- What is secondary sedimentation tank?
- What materials Cannot be removed from wastewater?
- What is primary and secondary treatment for sewage?
- What is tertiary treatment of sewage?
- What is the difference between primary and secondary treatment?
- What is the difference between primary and secondary sludge?
- What are primary secondary and tertiary treatments for wastewater?
- What does secondary treatment mean?
- What is the main objective of secondary treatment of sewage plants?
- What is primary treatment of sewage?
- What is the difference between primary secondary and tertiary sewage treatment?
What is secondary sedimentation tank?
The Secondary Sedimentation Tanks are circular tanks equipped with rotating mechanical sludge and scum collectors.

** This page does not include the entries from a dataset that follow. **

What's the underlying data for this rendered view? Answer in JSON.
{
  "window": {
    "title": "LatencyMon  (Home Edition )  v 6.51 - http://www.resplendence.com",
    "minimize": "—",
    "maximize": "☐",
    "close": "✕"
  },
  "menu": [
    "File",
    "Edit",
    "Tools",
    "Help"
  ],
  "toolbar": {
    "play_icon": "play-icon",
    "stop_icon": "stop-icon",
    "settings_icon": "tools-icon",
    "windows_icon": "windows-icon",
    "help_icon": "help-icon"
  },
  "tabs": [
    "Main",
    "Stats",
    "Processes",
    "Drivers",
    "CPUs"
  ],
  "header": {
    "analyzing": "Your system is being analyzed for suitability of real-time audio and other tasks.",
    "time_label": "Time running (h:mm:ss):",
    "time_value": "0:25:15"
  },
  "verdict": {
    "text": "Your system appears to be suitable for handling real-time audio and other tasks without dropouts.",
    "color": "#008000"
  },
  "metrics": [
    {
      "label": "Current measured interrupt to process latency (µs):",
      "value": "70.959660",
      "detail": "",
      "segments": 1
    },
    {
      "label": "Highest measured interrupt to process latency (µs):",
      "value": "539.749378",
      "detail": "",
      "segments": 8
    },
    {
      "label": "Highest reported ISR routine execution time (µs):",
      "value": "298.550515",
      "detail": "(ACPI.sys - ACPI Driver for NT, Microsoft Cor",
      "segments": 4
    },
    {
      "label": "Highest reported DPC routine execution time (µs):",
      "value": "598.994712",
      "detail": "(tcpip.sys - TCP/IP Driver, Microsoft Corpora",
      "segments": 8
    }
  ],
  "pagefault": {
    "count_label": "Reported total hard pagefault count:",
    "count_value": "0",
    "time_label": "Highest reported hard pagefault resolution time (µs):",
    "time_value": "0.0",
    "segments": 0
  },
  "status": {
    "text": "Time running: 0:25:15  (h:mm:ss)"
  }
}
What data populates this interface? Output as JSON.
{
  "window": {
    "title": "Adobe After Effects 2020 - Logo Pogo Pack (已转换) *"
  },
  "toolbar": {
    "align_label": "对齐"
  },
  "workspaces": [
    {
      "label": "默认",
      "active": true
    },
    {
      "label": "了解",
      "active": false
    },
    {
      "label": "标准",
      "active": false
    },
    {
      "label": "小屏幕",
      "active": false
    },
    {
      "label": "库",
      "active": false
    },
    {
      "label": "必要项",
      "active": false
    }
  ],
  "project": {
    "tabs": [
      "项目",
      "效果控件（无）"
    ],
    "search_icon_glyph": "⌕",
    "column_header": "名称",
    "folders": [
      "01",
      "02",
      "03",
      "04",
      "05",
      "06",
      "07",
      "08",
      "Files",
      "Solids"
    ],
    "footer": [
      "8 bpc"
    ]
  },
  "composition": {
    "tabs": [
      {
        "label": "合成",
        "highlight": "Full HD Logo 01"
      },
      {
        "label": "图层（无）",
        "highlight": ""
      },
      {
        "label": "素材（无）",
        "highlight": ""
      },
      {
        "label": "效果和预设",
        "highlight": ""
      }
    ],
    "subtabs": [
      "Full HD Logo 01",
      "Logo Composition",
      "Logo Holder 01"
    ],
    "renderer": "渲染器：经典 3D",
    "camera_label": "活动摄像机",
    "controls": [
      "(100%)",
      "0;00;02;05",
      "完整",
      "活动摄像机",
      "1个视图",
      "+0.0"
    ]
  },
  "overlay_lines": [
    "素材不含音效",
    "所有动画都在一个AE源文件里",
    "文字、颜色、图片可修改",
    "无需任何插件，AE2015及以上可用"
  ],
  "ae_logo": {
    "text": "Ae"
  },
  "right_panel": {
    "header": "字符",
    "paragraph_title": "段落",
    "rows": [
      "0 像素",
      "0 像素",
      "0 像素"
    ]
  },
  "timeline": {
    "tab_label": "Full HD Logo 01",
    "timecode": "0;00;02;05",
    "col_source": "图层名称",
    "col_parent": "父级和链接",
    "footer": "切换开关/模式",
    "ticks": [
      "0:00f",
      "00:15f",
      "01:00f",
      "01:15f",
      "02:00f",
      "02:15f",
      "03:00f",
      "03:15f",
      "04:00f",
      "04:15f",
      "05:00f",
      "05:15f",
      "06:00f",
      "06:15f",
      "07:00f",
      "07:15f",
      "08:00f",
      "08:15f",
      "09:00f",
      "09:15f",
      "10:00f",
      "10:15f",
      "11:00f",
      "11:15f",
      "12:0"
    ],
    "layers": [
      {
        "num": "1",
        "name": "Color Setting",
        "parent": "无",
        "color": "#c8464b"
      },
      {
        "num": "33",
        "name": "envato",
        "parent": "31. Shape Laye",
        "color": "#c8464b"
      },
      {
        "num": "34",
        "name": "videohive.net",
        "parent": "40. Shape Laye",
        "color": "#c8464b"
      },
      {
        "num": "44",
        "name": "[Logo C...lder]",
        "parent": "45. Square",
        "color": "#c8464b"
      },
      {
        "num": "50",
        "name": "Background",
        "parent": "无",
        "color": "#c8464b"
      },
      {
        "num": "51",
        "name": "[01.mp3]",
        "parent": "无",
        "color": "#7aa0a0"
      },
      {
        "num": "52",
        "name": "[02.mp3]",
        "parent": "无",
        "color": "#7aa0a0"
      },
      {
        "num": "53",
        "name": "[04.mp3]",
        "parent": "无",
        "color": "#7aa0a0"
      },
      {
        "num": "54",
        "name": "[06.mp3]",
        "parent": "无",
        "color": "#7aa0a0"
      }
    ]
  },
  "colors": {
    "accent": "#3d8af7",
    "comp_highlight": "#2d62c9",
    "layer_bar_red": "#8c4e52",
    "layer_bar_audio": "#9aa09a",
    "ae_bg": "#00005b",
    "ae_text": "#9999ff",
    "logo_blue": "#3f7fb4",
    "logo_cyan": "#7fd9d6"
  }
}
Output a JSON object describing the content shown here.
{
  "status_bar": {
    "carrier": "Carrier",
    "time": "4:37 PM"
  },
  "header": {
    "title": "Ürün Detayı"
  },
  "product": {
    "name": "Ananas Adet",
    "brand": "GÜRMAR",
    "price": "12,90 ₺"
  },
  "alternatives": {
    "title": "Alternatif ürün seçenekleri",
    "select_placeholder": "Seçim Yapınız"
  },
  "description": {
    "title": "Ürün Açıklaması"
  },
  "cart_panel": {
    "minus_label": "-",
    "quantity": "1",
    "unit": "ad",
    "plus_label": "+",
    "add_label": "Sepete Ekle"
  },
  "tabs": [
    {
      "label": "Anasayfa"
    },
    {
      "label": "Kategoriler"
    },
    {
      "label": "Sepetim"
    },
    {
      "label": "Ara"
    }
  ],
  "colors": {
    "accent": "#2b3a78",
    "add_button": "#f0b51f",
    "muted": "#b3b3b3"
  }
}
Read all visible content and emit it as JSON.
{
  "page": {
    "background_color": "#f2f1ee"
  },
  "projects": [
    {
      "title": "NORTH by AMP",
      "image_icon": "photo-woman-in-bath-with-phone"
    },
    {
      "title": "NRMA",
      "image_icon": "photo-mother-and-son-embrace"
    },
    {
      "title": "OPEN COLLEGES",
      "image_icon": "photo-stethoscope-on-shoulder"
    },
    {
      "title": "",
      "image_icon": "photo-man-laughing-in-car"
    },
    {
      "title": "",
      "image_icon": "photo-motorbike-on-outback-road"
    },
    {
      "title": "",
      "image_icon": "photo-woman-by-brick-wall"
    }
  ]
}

The effluent from the Aeration Structure enters each tank through the bottom, rises up through the center column, and then is distributed into the sedimentation zone.
What materials Cannot be removed from wastewater?
When wastewater arrives at the treatment plant, it contains many solids that cannot be removed by the wastewater treatment process. This can include rags, paper, wood, food particles, egg shells, plastic, and even toys and money.
What is primary and secondary treatment for sewage?
There are two basic stages in the treat- ment of wastes, primary and secondary, which are outlined here. In the primary stage, solids are allowed to settle and removed from wastewater. The secondary stage uses biological processes to further purify wastewater. Sometimes, these stages are combined into one operation.
What is tertiary treatment of sewage?
Tertiary treatment is the final cleaning process that improves wastewater quality before it is reused, recycled or discharged to the environment. The treatment removes remaining inorganic compounds, and substances, such as the nitrogen and phosphorus.
What is the difference between primary and secondary treatment?
The main difference is the way each respective treatment is processed. Primary treatment works on sedimentation, where solids separate from the water through several different tanks. In contrast, secondary treatment uses aeration, biofiltration and the interaction of waste throughout its process.
What is the difference between primary and secondary sludge?
Primary sludge is generated from chemical precipitation, sedimentation, and other primary processes, whereas secondary sludge is the activated waste biomass resulting from biological treatments.
What are primary secondary and tertiary treatments for wastewater?
Primary treatment consists of temporarily holding the sewage in a quiescent basin where heavy solids can settle to the bottom while oil, grease and lighter solids float to the surface. The settled and floating materials are removed and the remaining liquid may be discharged or subjected to secondary treatment.
What does secondary treatment mean?
Secondary treatment is the second step in most waste treatment systems during which bacteria consume the organic parts of the wastes. This is accomplished by bringing the sewage, bacteria and oxygen together in trickling filters or within an activated sludge process.
What is the main objective of secondary treatment of sewage plants?
The objective of secondary treatment is the further treatment of the effluent from primary treatment to remove the residual organics and suspended solids.
What is primary treatment of sewage?
In primary treatment, sewage is stored in a basin where solids (sludge) can settle to the bottom and oil and lighter substances can rise to the top. These layers are then removed and then the remaining liquid can be sent to secondary treatment. Sewage sludge is treated in a separate process called sludge digestion.
What is the difference between primary secondary and tertiary sewage treatment?
The principal difference in primary and secondary treatment is the process that breaks down the sewage in wastewater. … The initial and primary water treatment process removes large matter from wastewater while the secondary treatment will remove smaller particles already dissolved or suspended.